Monday, October 7, 2013

Singlehandedly Destroying My Neighborhood, Or Something Like That

Warning: I’ve replaced data with footsteps and theories with my eyes. 

Columbia Heights is one of those neighborhoods -- you know, the kind that were once mostly black and Hispanic, mostly low-income, mostly part of city council meetings when people said words like "lack of access" and "development" and "up and coming". 
The streets were packed with markets and bodegas where English was a second language, and little girls avoided certain spots after school. When this neighborhood made headlines, it wasn't a good thing.

And then stuff happened. Like a huge shopping mall with a Target, and bars with craft beers and high end barbecue. We moved in: the young professionals who talk about community and don't use plastic bags and put sculptures in our tiny yards. So the building facades changed and rents got higher and people built free clinics and started to volunteer for the people who we weren't.

Naturally, these things are on my mind as my waking body memorizes the bus schedule, and I figure out how to get more air in my new little room. Because I'm so happy here, it's almost unnerving.

I smile when I walk down the street and see multiple generations of boys and men playing soccer, cursing and falling and laughing in Spanish. I stop by the hidden bakery on 11th Street and breathe in so deeply my stomach is almost full. I want to kiss the buzzed head of the kid I tutor on Tuesdays when I see him waiting outside the market with his mother. And I love the little girls with their shiny black hair and uniforms, and the family that sits out on their stoop and barbecues for hours and hours on a Sunday.

But there's this feeling of guilt sometimes. As if my being here means quite literally taking the space of someone who was there before me and can't be anymore -- a family forced out to Maryland because their home became too expensive. A mother who commutes more than an hour each morning instead of walking to work. This kind of exodus, I hear, can create islands of poverty and crime, driving a working class to isolation from the resources they need.

And then the questions:

What do I do? Is this just the kind of capitalism that doesn't come so naturally to me -- an inevitable shift? Do I stick to  my designated spot near U Street and Dupont? Or do I try my hardest to be a loving, giving, sharing person so that I earn the right to stay?  And is this also just a construction of my mind and its imposing limits?

My friend and I talk to Monty one day -- an ancient black man sitting shirtless on the steps of his row house with some sort of liquor in a brown paper bag. He's been here for decades and the neighborhood has changed in front of him, I imagine, from the same spot where he is currently perched.

I ask him questions that secretly reveal what is nagging me, and wait for an answer that I never get.

Monty doesn't care about gentrification, really, and he's not the least bitter about the white kids moving in. He points at the liquor store across the street and says things have gotten safer around here. He likes what's going on -- there are new things replacing old things, and the kids are getting home in one piece. Things look different, and Monty is on board. 

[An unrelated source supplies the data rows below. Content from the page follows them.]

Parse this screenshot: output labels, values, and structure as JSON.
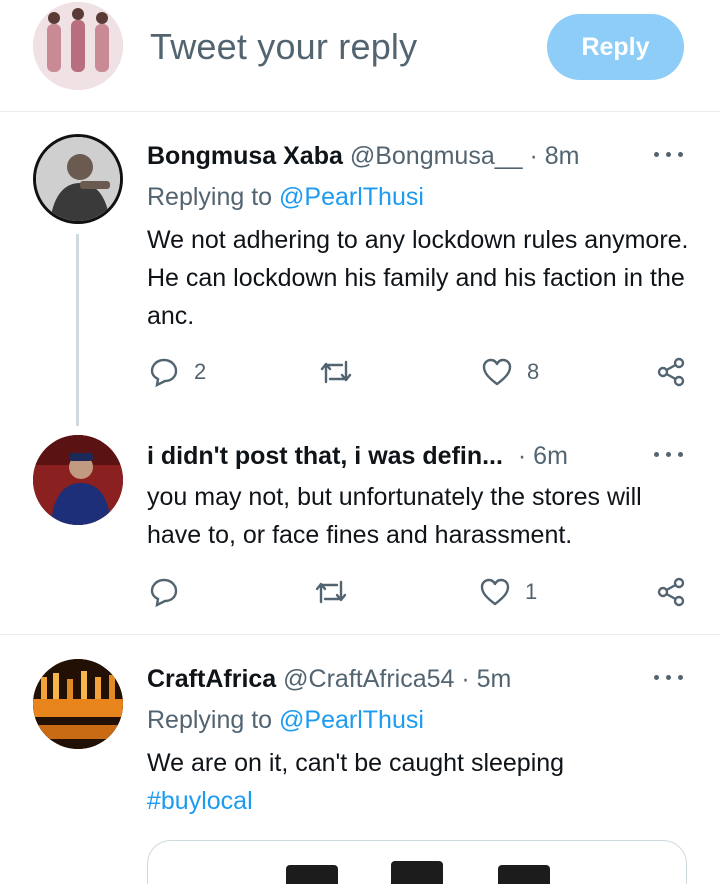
{
  "compose": {
    "placeholder": "Tweet your reply",
    "reply_button": "Reply"
  },
  "tweets": [
    {
      "name": "Bongmusa Xaba",
      "handle": "@Bongmusa__",
      "time": "· 8m",
      "replying_prefix": "Replying to",
      "replying_handle": "@PearlThusi",
      "text": "We not adhering to any lockdown rules anymore. He can lockdown his family and his faction in the anc.",
      "reply_count": "2",
      "retweet_count": "",
      "like_count": "8"
    },
    {
      "name": "i didn't post that, i was defin...",
      "handle": "",
      "time": "· 6m",
      "text": "you may not, but unfortunately the stores will have to, or face fines and harassment.",
      "reply_count": "",
      "retweet_count": "",
      "like_count": "1"
    },
    {
      "name": "CraftAfrica",
      "handle": "@CraftAfrica54",
      "time": "· 5m",
      "replying_prefix": "Replying to",
      "replying_handle": "@PearlThusi",
      "text": "We are on it, can't be caught sleeping",
      "hashtag": "#buylocal"
    }
  ],
  "icons": [
    "reply-icon",
    "retweet-icon",
    "like-icon",
    "share-icon",
    "more-icon"
  ],
  "colors": {
    "accent": "#1d9bf0",
    "reply_button": "#8ecdf8",
    "muted": "#536471"
  }
}
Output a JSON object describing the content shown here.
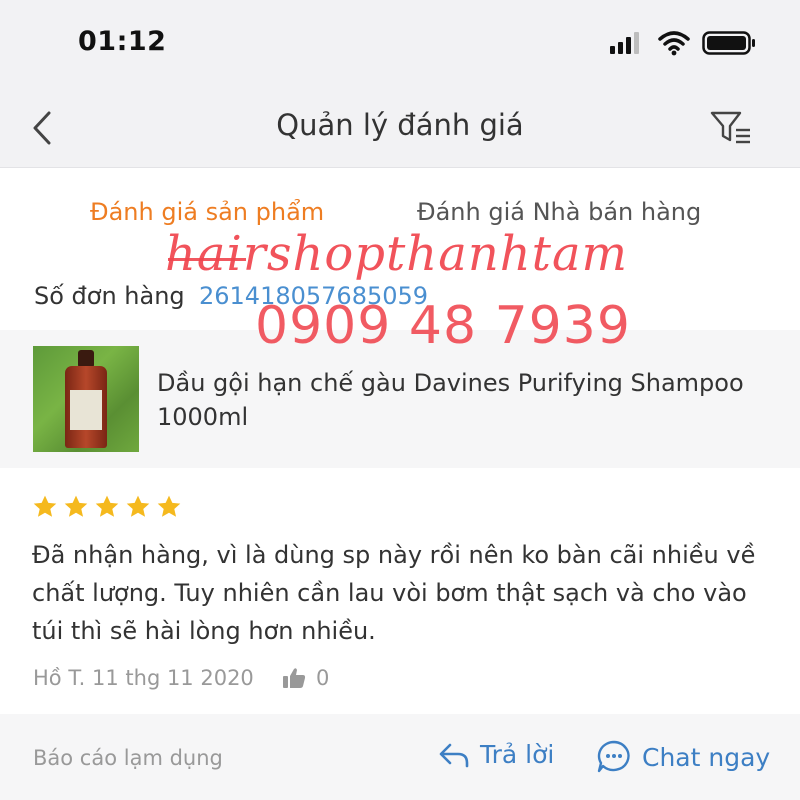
{
  "status_bar": {
    "time": "01:12",
    "icons": [
      "signal-icon",
      "wifi-icon",
      "battery-icon"
    ]
  },
  "header": {
    "title": "Quản lý đánh giá",
    "back_icon": "chevron-left-icon",
    "filter_icon": "filter-list-icon"
  },
  "tabs": [
    {
      "label": "Đánh giá sản phẩm",
      "active": true
    },
    {
      "label": "Đánh giá Nhà bán hàng",
      "active": false
    }
  ],
  "order": {
    "label": "Số đơn hàng",
    "number": "261418057685059"
  },
  "product": {
    "name": "Dầu gội hạn chế gàu Davines Purifying Shampoo 1000ml",
    "thumbnail_icon": "product-bottle-image"
  },
  "review": {
    "rating": 5,
    "rating_max": 5,
    "text": "Đã nhận hàng, vì là dùng sp này rồi nên ko bàn cãi nhiều về chất lượng. Tuy nhiên cần lau vòi bơm thật sạch và cho vào túi thì sẽ hài lòng hơn nhiều.",
    "author_date": "Hồ T. 11 thg 11 2020",
    "like_count": "0"
  },
  "actions": {
    "report_label": "Báo cáo lạm dụng",
    "reply_label": "Trả lời",
    "chat_label": "Chat ngay"
  },
  "watermark": {
    "line1": "hairshopthanhtam",
    "line2": "0909 48 7939"
  },
  "colors": {
    "accent_orange": "#ee7d22",
    "link_blue": "#4a8fd0",
    "star_yellow": "#f5b91e",
    "watermark_red": "#f0454e"
  }
}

I see him again on a few occasions, the shiny skin on his chest juxtaposed with the aging gruff of his face. He and his wife sit outside all the time, taking sips of the humid summer air. And every time I see them, it's a reminder. A reminder that I don't get to tell someone else's story for them -- let alone the narrative of a neighborhood that existed long before me and will continue long after.

For now the battle I have is not the one of how this city should grow, but how I can grow alongside my neighbors. At the very least, I'll have to start by finding out who they are.

1 comment:

Dale Johnson said...

Well said